Impetus for reform came from a scandal surrounding the state-owned burial society in Tel Aviv whose 80 members have a monopoly of burying some 40 per cent of the population. Its manager, Yisrael Erlich, was found to be paying himself pounds 300,000 a year and his subordinates equally inflated amounts.
Other signs that all was not well in the cemetery were controversies over the difficulty of a non-Jewish Israeli getting buried at all. Officials say 150,000 Russian immigrants are not Jewish in the eyes of the Rabbinate. Problems also arose over the burial society's insistence that inscriptions on headstones be in Hebrew only.
Meeting with the heads of the burial societies in Jerusalem this week, Mr Shetreet insisted that they accept a range of reforms before their licences were renewed. Grudgingly they agreed. In future gravediggers and other members of the burial societies may be paid no more than three times the average Israeli wage of pounds 11,200 a year. They must allow inscriptions not in Hebrew and part of each cemetery must be allocated to those who may not be Jewish. The price of a grave will in future be fixed by the ministry.
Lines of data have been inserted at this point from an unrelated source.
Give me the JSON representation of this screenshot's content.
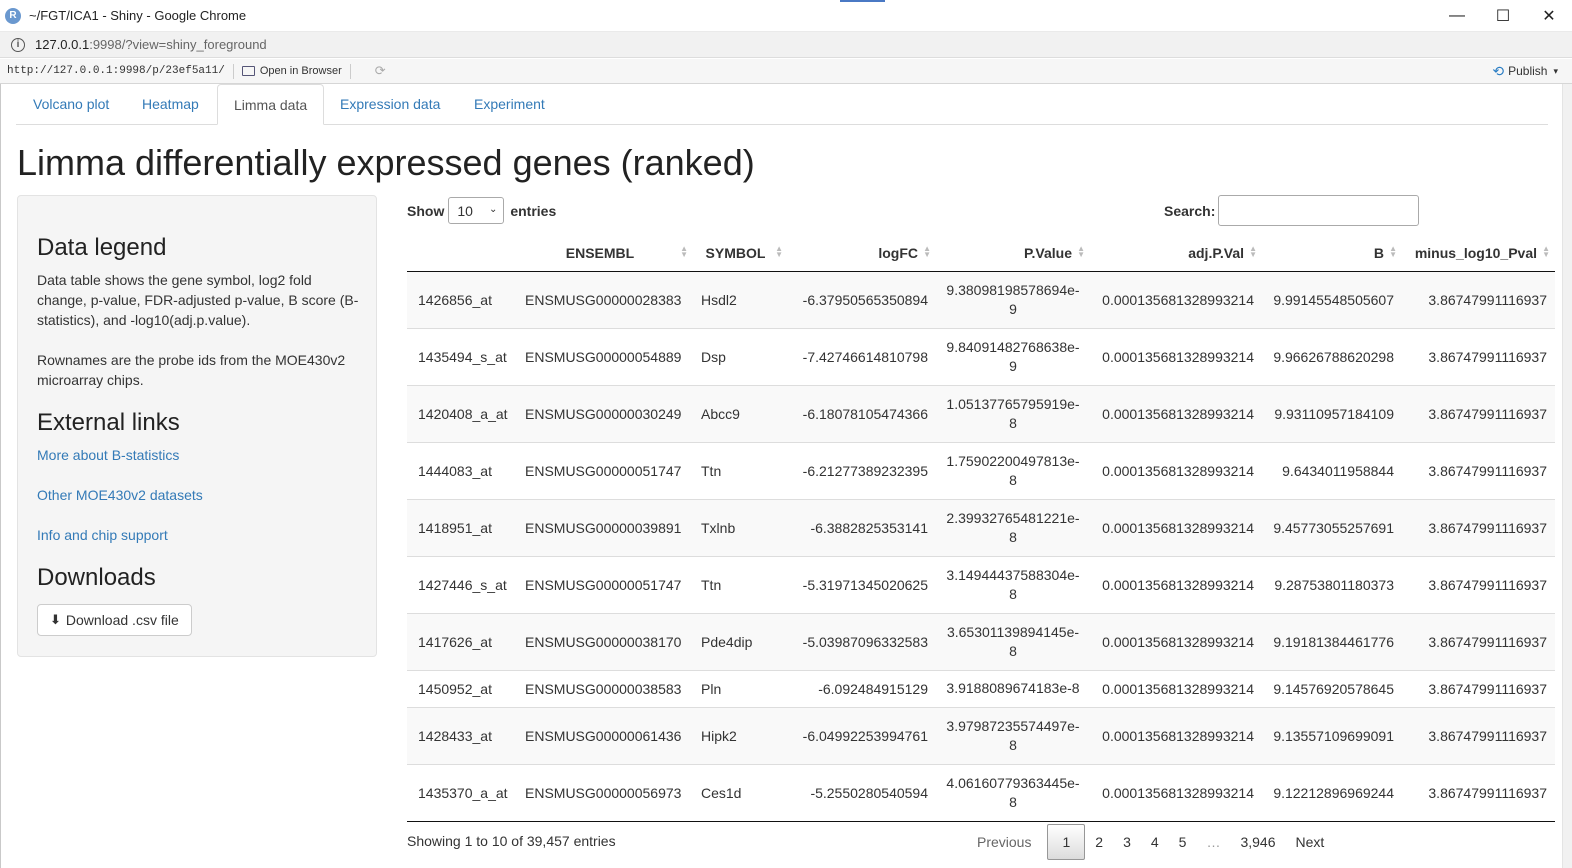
{
  "window": {
    "title": "~/FGT/ICA1 - Shiny - Google Chrome",
    "app_icon": "R",
    "controls": {
      "minimize": "—",
      "maximize": "☐",
      "close": "✕"
    }
  },
  "address": {
    "host": "127.0.0.1",
    "rest": ":9998/?view=shiny_foreground"
  },
  "rstudio_bar": {
    "url": "http://127.0.0.1:9998/p/23ef5a11/",
    "open_label": "Open in Browser",
    "publish_label": "Publish"
  },
  "tabs": [
    {
      "label": "Volcano plot",
      "active": false
    },
    {
      "label": "Heatmap",
      "active": false
    },
    {
      "label": "Limma data",
      "active": true
    },
    {
      "label": "Expression data",
      "active": false
    },
    {
      "label": "Experiment",
      "active": false
    }
  ],
  "page_title": "Limma differentially expressed genes (ranked)",
  "sidebar": {
    "legend_heading": "Data legend",
    "legend_text_1": "Data table shows the gene symbol, log2 fold change, p-value, FDR-adjusted p-value, B score (B-statistics), and -log10(adj.p.value).",
    "legend_text_2": "Rownames are the probe ids from the MOE430v2 microarray chips.",
    "links_heading": "External links",
    "links": [
      "More about B-statistics",
      "Other MOE430v2 datasets",
      "Info and chip support"
    ],
    "downloads_heading": "Downloads",
    "download_label": "Download .csv file"
  },
  "table": {
    "show_label": "Show",
    "entries_value": "10",
    "entries_label": "entries",
    "search_label": "Search:",
    "columns": [
      "",
      "ENSEMBL",
      "SYMBOL",
      "logFC",
      "P.Value",
      "adj.P.Val",
      "B",
      "minus_log10_Pval"
    ],
    "rows": [
      [
        "1426856_at",
        "ENSMUSG00000028383",
        "Hsdl2",
        "-6.37950565350894",
        "9.38098198578694e-9",
        "0.000135681328993214",
        "9.99145548505607",
        "3.86747991116937"
      ],
      [
        "1435494_s_at",
        "ENSMUSG00000054889",
        "Dsp",
        "-7.42746614810798",
        "9.84091482768638e-9",
        "0.000135681328993214",
        "9.96626788620298",
        "3.86747991116937"
      ],
      [
        "1420408_a_at",
        "ENSMUSG00000030249",
        "Abcc9",
        "-6.18078105474366",
        "1.05137765795919e-8",
        "0.000135681328993214",
        "9.93110957184109",
        "3.86747991116937"
      ],
      [
        "1444083_at",
        "ENSMUSG00000051747",
        "Ttn",
        "-6.21277389232395",
        "1.75902200497813e-8",
        "0.000135681328993214",
        "9.6434011958844",
        "3.86747991116937"
      ],
      [
        "1418951_at",
        "ENSMUSG00000039891",
        "Txlnb",
        "-6.3882825353141",
        "2.39932765481221e-8",
        "0.000135681328993214",
        "9.45773055257691",
        "3.86747991116937"
      ],
      [
        "1427446_s_at",
        "ENSMUSG00000051747",
        "Ttn",
        "-5.31971345020625",
        "3.14944437588304e-8",
        "0.000135681328993214",
        "9.28753801180373",
        "3.86747991116937"
      ],
      [
        "1417626_at",
        "ENSMUSG00000038170",
        "Pde4dip",
        "-5.03987096332583",
        "3.65301139894145e-8",
        "0.000135681328993214",
        "9.19181384461776",
        "3.86747991116937"
      ],
      [
        "1450952_at",
        "ENSMUSG00000038583",
        "Pln",
        "-6.092484915129",
        "3.9188089674183e-8",
        "0.000135681328993214",
        "9.14576920578645",
        "3.86747991116937"
      ],
      [
        "1428433_at",
        "ENSMUSG00000061436",
        "Hipk2",
        "-6.04992253994761",
        "3.97987235574497e-8",
        "0.000135681328993214",
        "9.13557109699091",
        "3.86747991116937"
      ],
      [
        "1435370_a_at",
        "ENSMUSG00000056973",
        "Ces1d",
        "-5.2550280540594",
        "4.06160779363445e-8",
        "0.000135681328993214",
        "9.12212896969244",
        "3.86747991116937"
      ]
    ],
    "info": "Showing 1 to 10 of 39,457 entries",
    "pager": {
      "previous": "Previous",
      "pages": [
        "1",
        "2",
        "3",
        "4",
        "5"
      ],
      "ellipsis": "…",
      "last": "3,946",
      "next": "Next"
    }
  }
}
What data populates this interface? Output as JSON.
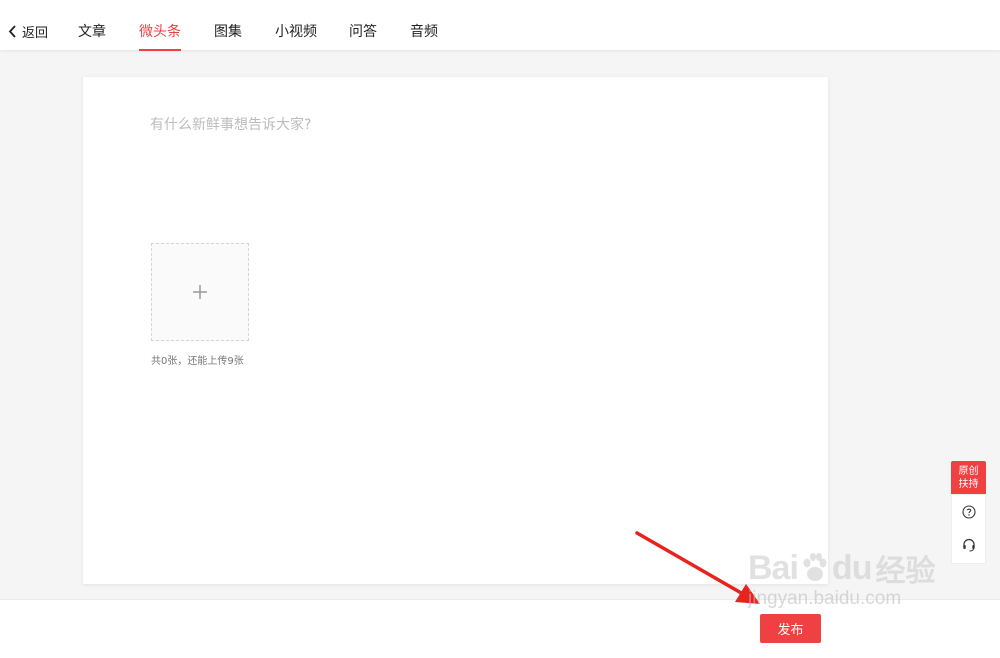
{
  "nav": {
    "back_label": "返回",
    "tabs": [
      {
        "label": "文章"
      },
      {
        "label": "微头条",
        "active": true
      },
      {
        "label": "图集"
      },
      {
        "label": "小视频"
      },
      {
        "label": "问答"
      },
      {
        "label": "音频"
      }
    ]
  },
  "editor": {
    "placeholder": "有什么新鲜事想告诉大家?",
    "upload_hint": "共0张，还能上传9张"
  },
  "footer": {
    "publish_label": "发布"
  },
  "side_tools": {
    "original_support_line1": "原创",
    "original_support_line2": "扶持",
    "icons": [
      "help-icon",
      "customer-service-icon"
    ]
  },
  "watermark": {
    "brand": "Bai",
    "brand2": "du",
    "cn": "经验",
    "url": "jingyan.baidu.com"
  },
  "colors": {
    "accent": "#f04142",
    "annotation_arrow": "#e8231e"
  }
}
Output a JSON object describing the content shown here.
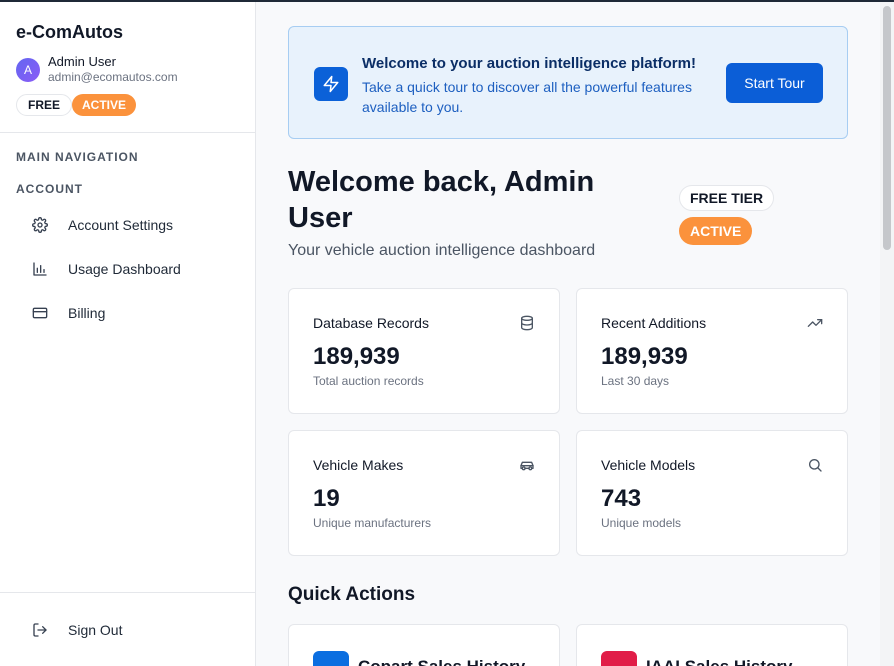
{
  "sidebar": {
    "brand": "e-ComAutos",
    "user": {
      "initial": "A",
      "name": "Admin User",
      "email": "admin@ecomautos.com"
    },
    "plan_badge": "FREE",
    "status_badge": "ACTIVE",
    "section_main": "MAIN NAVIGATION",
    "section_account": "ACCOUNT",
    "items": [
      {
        "label": "Account Settings",
        "icon": "gear-icon"
      },
      {
        "label": "Usage Dashboard",
        "icon": "bar-chart-icon"
      },
      {
        "label": "Billing",
        "icon": "credit-card-icon"
      }
    ],
    "sign_out": "Sign Out"
  },
  "banner": {
    "title": "Welcome to your auction intelligence platform!",
    "text": "Take a quick tour to discover all the powerful features available to you.",
    "button": "Start Tour",
    "icon": "lightning-icon"
  },
  "header": {
    "title": "Welcome back, Admin User",
    "subtitle": "Your vehicle auction intelligence dashboard",
    "tier": "FREE TIER",
    "status": "ACTIVE"
  },
  "stats": [
    {
      "label": "Database Records",
      "value": "189,939",
      "note": "Total auction records",
      "icon": "database-icon"
    },
    {
      "label": "Recent Additions",
      "value": "189,939",
      "note": "Last 30 days",
      "icon": "trending-up-icon"
    },
    {
      "label": "Vehicle Makes",
      "value": "19",
      "note": "Unique manufacturers",
      "icon": "car-icon"
    },
    {
      "label": "Vehicle Models",
      "value": "743",
      "note": "Unique models",
      "icon": "search-icon"
    }
  ],
  "quick_actions": {
    "title": "Quick Actions",
    "items": [
      {
        "label": "Copart Sales History",
        "color": "#0b6ee0"
      },
      {
        "label": "IAAI Sales History",
        "color": "#e11d48"
      }
    ]
  },
  "colors": {
    "accent": "#0b5ed7",
    "active_badge": "#fb923c",
    "banner_bg": "#e8f2fc"
  }
}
There is no mention of a demand by the gravediggers last month, when they protested by refusing to bury anybody before 4pm, that they be given two grave plots free of charge every five years for personal use or onward sale as a perk of the job.Reuse content